Edward German and Basil Hood's Merrie England is the epitome of rollicking good fun - light, frivolous, old-fashioned yet timely, and packed with witty songs, charming countryfolk and aloof courtiers. Written in 1902 and last performed in London in 1960, this comic opera has now been dusted off by the Finborough in celebration of the Queen's Diamond Jubilee as part of their "Celebrating British Music Theatre" series.
Fitting a cast of 21 into the Finborough's compact performance area isn't easy but director Alex Sutton somehow creates space along with pace. From the opening, with the crowning of Jamie Birkett's May Queen, through the unfolding of the slight plot involving sub-Shakespearean characters losing and finding love, to the rousing finale, the cast perform with gusto and then some.
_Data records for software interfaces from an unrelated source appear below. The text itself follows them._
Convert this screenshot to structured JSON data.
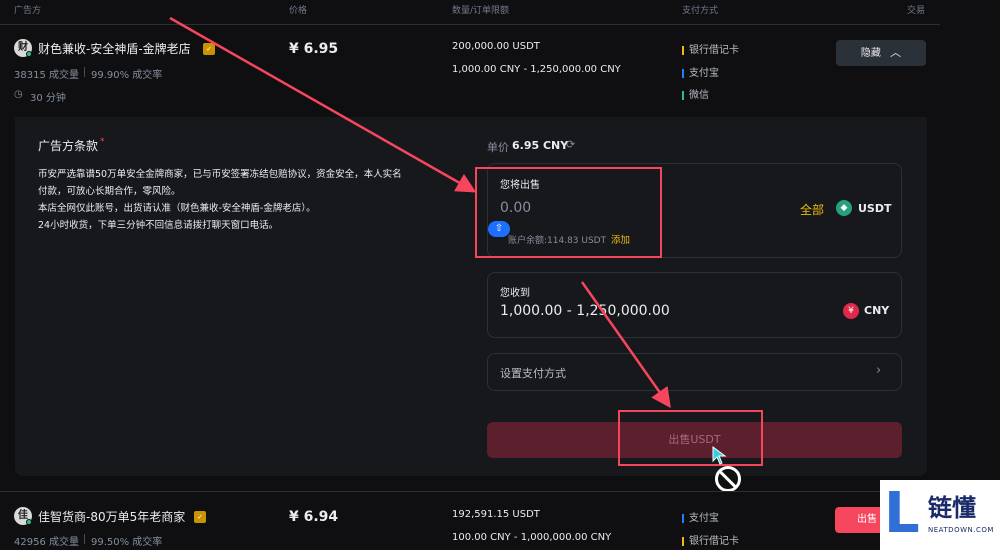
{
  "columns": {
    "advertiser": "广告方",
    "price": "价格",
    "amount": "数量/订单限额",
    "payment": "支付方式",
    "trade": "交易"
  },
  "ad1": {
    "avatar": "财",
    "name": "财色兼收-安全神盾-金牌老店",
    "orders": "38315 成交量",
    "completion": "99.90% 成交率",
    "time": "30 分钟",
    "price": "¥ 6.95",
    "available": "200,000.00 USDT",
    "limit": "1,000.00 CNY - 1,250,000.00 CNY",
    "payments": [
      {
        "name": "银行借记卡",
        "color": "#f0b90b"
      },
      {
        "name": "支付宝",
        "color": "#1e80ff"
      },
      {
        "name": "微信",
        "color": "#2ebd85"
      }
    ],
    "hide_label": "隐藏"
  },
  "panel": {
    "terms_title": "广告方条款",
    "terms_star": "*",
    "terms_lines": [
      "币安严选靠谱50万单安全金牌商家，已与币安签署冻结包赔协议，资金安全，本人实名",
      "付款，可放心长期合作，零风险。",
      "本店全网仅此账号，出货请认准（财色兼收-安全神盾-金牌老店）。",
      "24小时收货，下单三分钟不回信息请拨打聊天窗口电话。"
    ],
    "unit_price_label": "单价",
    "unit_price": "6.95 CNY",
    "sell_label": "您将出售",
    "sell_value": "0.00",
    "all_label": "全部",
    "sell_currency": "USDT",
    "balance": "账户余额:114.83 USDT",
    "add_label": "添加",
    "receive_label": "您收到",
    "receive_value": "1,000.00 - 1,250,000.00",
    "receive_currency": "CNY",
    "receive_icon": "¥",
    "payment_method_label": "设置支付方式",
    "sell_button": "出售USDT"
  },
  "ad2": {
    "avatar": "佳",
    "name": "佳智货商-80万单5年老商家",
    "orders": "42956 成交量",
    "completion": "99.50% 成交率",
    "price": "¥ 6.94",
    "available": "192,591.15 USDT",
    "limit": "100.00 CNY - 1,000,000.00 CNY",
    "payments": [
      {
        "name": "支付宝",
        "color": "#1e80ff"
      },
      {
        "name": "银行借记卡",
        "color": "#f0b90b"
      }
    ],
    "sell_label": "出售"
  },
  "watermark": {
    "letter": "L",
    "text": "链懂",
    "url": "NEATDOWN.COM"
  },
  "colors": {
    "accent": "#f0b90b",
    "sell": "#f6465d",
    "annotation": "#f6465d",
    "panel_bg": "#17181c"
  }
}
The parallel plot about the violent treatment of those deemed to be witches by the fearful countryfolk gives the production some edge and there's a bit of history in the relationship between the Queen and the Earl of Essex. But these are broadly comic characters, not intended to be taken seriously or historically. This Queen Elizabeth (Virge Gilchrist) is closer to Blackadder's version of comedy queen - spaced-out, crown askew, never quite knowing whether to join in with the songs about herself.
The voices individually and collectively soar joyously - and sometimes a little too loudly in this intimate theatre - but even among this talented company there are some stand-outs. Daniel Cane effortlessly steals his every scene with a gloriously over-the-top and highly physical portrayal of Shakespearean actor Walter Wilkins. Nichola Jolley's Jill-All-Alone is full of pathos and vulnerability among her clever retorts, while Sir Walter Raleigh is played with authority by Michael Riseley.
Comparisons with Gilbert and Sullivan are inevitable as it's very much in that style of light opera, but Merrie England has its own peculiar charm in its sunny depiction of an England that never existed.
At times there's a bit too much eyes-and-teeth acting, but this is a terrific production, deserving of a larger stage.